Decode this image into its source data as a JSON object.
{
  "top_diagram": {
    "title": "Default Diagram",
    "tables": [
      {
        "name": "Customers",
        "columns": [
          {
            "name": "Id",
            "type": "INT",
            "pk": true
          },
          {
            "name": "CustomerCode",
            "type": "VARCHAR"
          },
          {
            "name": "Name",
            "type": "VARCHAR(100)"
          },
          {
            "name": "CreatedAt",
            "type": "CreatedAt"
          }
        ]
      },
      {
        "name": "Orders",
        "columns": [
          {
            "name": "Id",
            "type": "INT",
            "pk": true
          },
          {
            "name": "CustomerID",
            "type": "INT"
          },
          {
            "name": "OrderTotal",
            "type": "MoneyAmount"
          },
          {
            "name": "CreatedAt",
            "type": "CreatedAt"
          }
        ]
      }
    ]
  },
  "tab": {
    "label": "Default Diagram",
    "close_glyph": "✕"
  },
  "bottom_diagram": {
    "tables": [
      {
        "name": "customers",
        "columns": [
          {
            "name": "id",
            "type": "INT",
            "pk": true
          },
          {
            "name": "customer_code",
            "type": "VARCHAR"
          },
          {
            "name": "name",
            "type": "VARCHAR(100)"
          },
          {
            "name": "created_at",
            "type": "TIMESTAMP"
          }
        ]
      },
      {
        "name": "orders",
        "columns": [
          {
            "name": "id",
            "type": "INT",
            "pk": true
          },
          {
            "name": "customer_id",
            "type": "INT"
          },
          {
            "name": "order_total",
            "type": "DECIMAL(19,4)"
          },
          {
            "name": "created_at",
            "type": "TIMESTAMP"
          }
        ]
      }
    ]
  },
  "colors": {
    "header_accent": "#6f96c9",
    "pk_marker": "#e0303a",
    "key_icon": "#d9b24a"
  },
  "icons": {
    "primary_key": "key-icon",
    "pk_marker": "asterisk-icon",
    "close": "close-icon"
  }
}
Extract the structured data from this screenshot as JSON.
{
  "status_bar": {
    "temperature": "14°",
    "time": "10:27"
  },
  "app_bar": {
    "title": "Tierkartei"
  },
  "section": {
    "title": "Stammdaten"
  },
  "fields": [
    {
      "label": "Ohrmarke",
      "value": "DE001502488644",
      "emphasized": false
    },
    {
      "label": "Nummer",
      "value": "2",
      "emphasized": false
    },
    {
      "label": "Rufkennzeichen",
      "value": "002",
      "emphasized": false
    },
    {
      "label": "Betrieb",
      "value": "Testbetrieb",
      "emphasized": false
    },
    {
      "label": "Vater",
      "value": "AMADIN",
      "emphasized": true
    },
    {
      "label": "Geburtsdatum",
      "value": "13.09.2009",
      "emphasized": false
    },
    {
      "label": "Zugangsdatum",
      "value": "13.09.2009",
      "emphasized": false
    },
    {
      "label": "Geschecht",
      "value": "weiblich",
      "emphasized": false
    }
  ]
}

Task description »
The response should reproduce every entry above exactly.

The answer »
Decode this image into its source data as a JSON object.
{
  "top_diagram": {
    "title": "Default Diagram",
    "tables": [
      {
        "name": "Customers",
        "columns": [
          {
            "name": "Id",
            "type": "INT",
            "pk": true
          },
          {
            "name": "CustomerCode",
            "type": "VARCHAR"
          },
          {
            "name": "Name",
            "type": "VARCHAR(100)"
          },
          {
            "name": "CreatedAt",
            "type": "CreatedAt"
          }
        ]
      },
      {
        "name": "Orders",
        "columns": [
          {
            "name": "Id",
            "type": "INT",
            "pk": true
          },
          {
            "name": "CustomerID",
            "type": "INT"
          },
          {
            "name": "OrderTotal",
            "type": "MoneyAmount"
          },
          {
            "name": "CreatedAt",
            "type": "CreatedAt"
          }
        ]
      }
    ]
  },
  "tab": {
    "label": "Default Diagram",
    "close_glyph": "✕"
  },
  "bottom_diagram": {
    "tables": [
      {
        "name": "customers",
        "columns": [
          {
            "name": "id",
            "type": "INT",
            "pk": true
          },
          {
            "name": "customer_code",
            "type": "VARCHAR"
          },
          {
            "name": "name",
            "type": "VARCHAR(100)"
          },
          {
            "name": "created_at",
            "type": "TIMESTAMP"
          }
        ]
      },
      {
        "name": "orders",
        "columns": [
          {
            "name": "id",
            "type": "INT",
            "pk": true
          },
          {
            "name": "customer_id",
            "type": "INT"
          },
          {
            "name": "order_total",
            "type": "DECIMAL(19,4)"
          },
          {
            "name": "created_at",
            "type": "TIMESTAMP"
          }
        ]
      }
    ]
  },
  "colors": {
    "header_accent": "#6f96c9",
    "pk_marker": "#e0303a",
    "key_icon": "#d9b24a"
  },
  "icons": {
    "primary_key": "key-icon",
    "pk_marker": "asterisk-icon",
    "close": "close-icon"
  }
}
Extract the structured data from this screenshot as JSON.
{
  "status_bar": {
    "temperature": "14°",
    "time": "10:27"
  },
  "app_bar": {
    "title": "Tierkartei"
  },
  "section": {
    "title": "Stammdaten"
  },
  "fields": [
    {
      "label": "Ohrmarke",
      "value": "DE001502488644",
      "emphasized": false
    },
    {
      "label": "Nummer",
      "value": "2",
      "emphasized": false
    },
    {
      "label": "Rufkennzeichen",
      "value": "002",
      "emphasized": false
    },
    {
      "label": "Betrieb",
      "value": "Testbetrieb",
      "emphasized": false
    },
    {
      "label": "Vater",
      "value": "AMADIN",
      "emphasized": true
    },
    {
      "label": "Geburtsdatum",
      "value": "13.09.2009",
      "emphasized": false
    },
    {
      "label": "Zugangsdatum",
      "value": "13.09.2009",
      "emphasized": false
    },
    {
      "label": "Geschecht",
      "value": "weiblich",
      "emphasized": false
    }
  ]
}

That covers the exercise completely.